WORK ITEM:
Repeat every record below exactly, omitting any pictures.

[Items from a data source]
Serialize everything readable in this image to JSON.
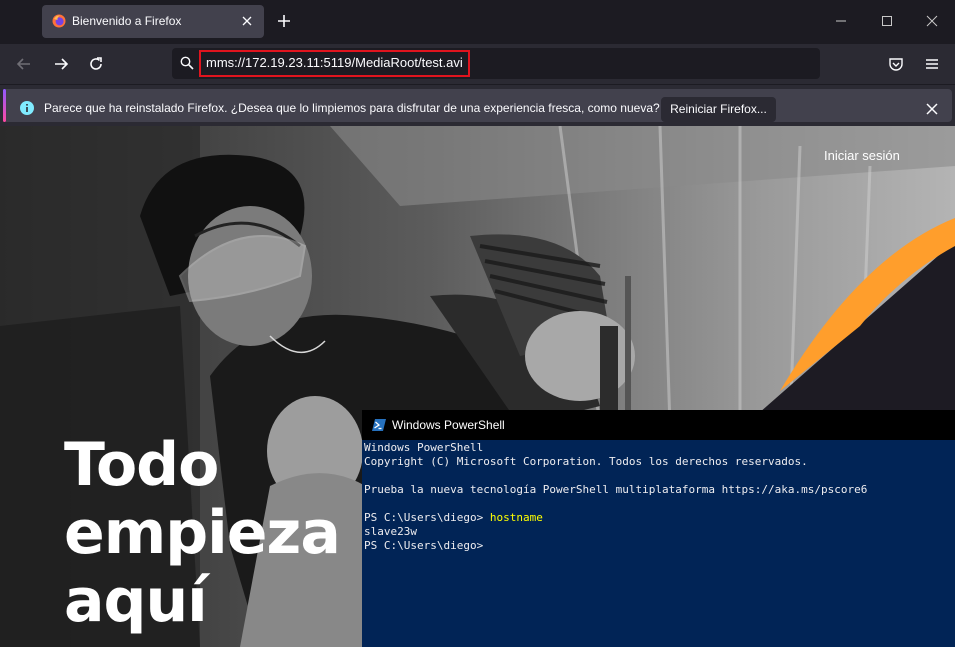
{
  "browser": {
    "tab": {
      "title": "Bienvenido a Firefox"
    },
    "url": "mms://172.19.23.11:5119/MediaRoot/test.avi"
  },
  "notification": {
    "message": "Parece que ha reinstalado Firefox. ¿Desea que lo limpiemos para disfrutar de una experiencia fresca, como nueva?",
    "button_label": "Reiniciar Firefox..."
  },
  "page": {
    "signin": "Iniciar sesión",
    "headline": [
      "Todo",
      "empieza",
      "aquí"
    ]
  },
  "powershell": {
    "title": "Windows PowerShell",
    "lines": {
      "l1": "Windows PowerShell",
      "l2": "Copyright (C) Microsoft Corporation. Todos los derechos reservados.",
      "l3": "",
      "l4": "Prueba la nueva tecnología PowerShell multiplataforma https://aka.ms/pscore6",
      "l5": "",
      "l6_prompt": "PS C:\\Users\\diego> ",
      "l6_cmd": "hostname",
      "l7": "slave23w",
      "l8": "PS C:\\Users\\diego>"
    }
  },
  "colors": {
    "highlight": "#e0141e",
    "orange_accent": "#ff9e2c",
    "ps_background": "#012456",
    "ps_command": "#ffff00"
  }
}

RESULT:
Serialize everything readable in this image to JSON.
{
  "browser": {
    "tab": {
      "title": "Bienvenido a Firefox"
    },
    "url": "mms://172.19.23.11:5119/MediaRoot/test.avi"
  },
  "notification": {
    "message": "Parece que ha reinstalado Firefox. ¿Desea que lo limpiemos para disfrutar de una experiencia fresca, como nueva?",
    "button_label": "Reiniciar Firefox..."
  },
  "page": {
    "signin": "Iniciar sesión",
    "headline": [
      "Todo",
      "empieza",
      "aquí"
    ]
  },
  "powershell": {
    "title": "Windows PowerShell",
    "lines": {
      "l1": "Windows PowerShell",
      "l2": "Copyright (C) Microsoft Corporation. Todos los derechos reservados.",
      "l3": "",
      "l4": "Prueba la nueva tecnología PowerShell multiplataforma https://aka.ms/pscore6",
      "l5": "",
      "l6_prompt": "PS C:\\Users\\diego> ",
      "l6_cmd": "hostname",
      "l7": "slave23w",
      "l8": "PS C:\\Users\\diego>"
    }
  },
  "colors": {
    "highlight": "#e0141e",
    "orange_accent": "#ff9e2c",
    "ps_background": "#012456",
    "ps_command": "#ffff00"
  }
}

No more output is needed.